April 01, 2003

New Clothes

AC Douglas has a new look. He's also had it -- with the notion that the war in Iraq is for Iraqi-people-freeing purposes. Well, I can understand his ire. Free Iraqis will be a happy result, one hopes, but that is mostly up to them. (For instance, if they just go do the traditional Arab thing and install another strongman, it won't be our fault, but theirs. No one is concealing the Guide to Responsible Government from anyone.) But it's not the primary objective, and it's important not to let the bleatings of the peacenuggets drive one into making that assertion. (Have I let this happen to me? I don't think so...)

I also understand why the administration has been pimping that theme. It is an unfortunate fact that the media is populated by softheads and moral babies who can't handle the truth. Fortunately the bulk of the population seems to see through this nonsense, or in any case I haven't heard much about the "poor oppressed Iraqis" about town from anyone who isn't employed at or going to university.

Posted by Andrea Harris at April 1, 2003 11:27 PM

Well... some hawks like Perle and Adelman seem to think that a global crusade to install democracies everywhere is the only way to eliminate dangers to the US. I think their hearts are in the right place but disagree about implementation, and am unlikely to sign on if the administration continues on such a crusade by serial invasion, and I doubt many other Americans will either.

Josh Marshall seems to be convinced that this crusade is the secret and true war motive of the whole administration and he's scared silly of it. I think he's probably wrong; it's just the motive of one faction, and one whose star is not rising at the moment.

Meanwhile, one anti-war argument that annoys me is to

(1) dismiss the pro-war humanitarian angle by pointing out that we aren't invading Zimbabwe or Burma (true), then

(2) assume this means that one can entirely ignore the bad effects of the Iraqi government on the people there when speaking of the moral costs and benefits (false).

I'm seeing this a lot. It only makes sense if you assume that the war is certain to result in a goverment just as bad as Saddam's, which I think is actually pretty unlikely even if Iraq doesn't end up with a Western-style democratic government. People who live in free countries don't readily appreciate the distinctions between unfree ones, or just how bad they can get. Saddam's Iraq is actually far worse than most, and I don't think there's anything inherent in Iraqi culture that makes that level of brutality inevitable.

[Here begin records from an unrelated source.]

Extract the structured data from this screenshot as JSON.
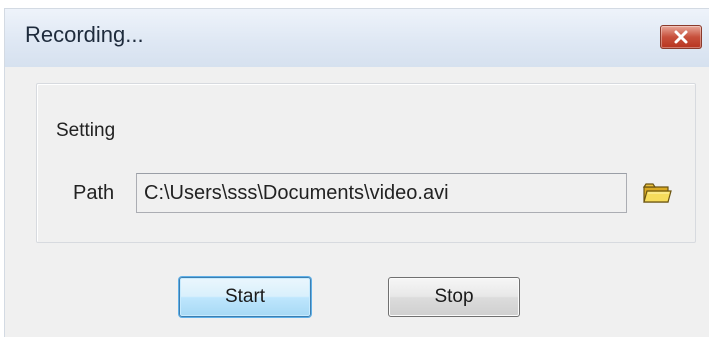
{
  "window": {
    "title": "Recording...",
    "close_icon": "close-icon"
  },
  "setting": {
    "group_label": "Setting",
    "path_label": "Path",
    "path_value": "C:\\Users\\sss\\Documents\\video.avi",
    "browse_icon": "folder-icon"
  },
  "buttons": {
    "start_label": "Start",
    "stop_label": "Stop"
  },
  "colors": {
    "close_button": "#c7503c",
    "default_button_border": "#3c7fb1",
    "folder_icon": "#f2d24a"
  }
}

Posted by: Matt McIrvin at April 2, 2003 at 08:38 AM

One argument I can't stand is that it is pointless to try to help Iraq because they are an Arab nation and are therefore culturally incapable of being anything other than evil people. Japan came around, but only after we bombed them.

I agree the main objective is not to give freedom to Iraq, but one hopes the people will seize the opportunity while it is available.

Posted by: Brandon at April 2, 2003 at 03:35 PM

I talk about how oppressed the Iraqis at every opportunity, and other people I know do too.

I don't work at university, but I do go to one I guess, so maybe I'm guilty.

But still, lots of people I know talk about how horrible this guy is to his own people, who aren't in or around universities.

I think Matt's wrong though. Installing democracy is exactly what Bush et. al. really want to do, and are really going to try to do. I don't believe any of them want "serial invasion," but they do, very astutely, want to use a convincing and thorough success in Iraq to make the other regimes in the area sit up and take notice and start instituting some reforms.

Putting the fear of the United States into the Middle Eastern thug-regimes is exactly the way to get the ball rolling toward major reforms in the region.

Posted by: Dean Esmay at April 2, 2003 at 03:51 PM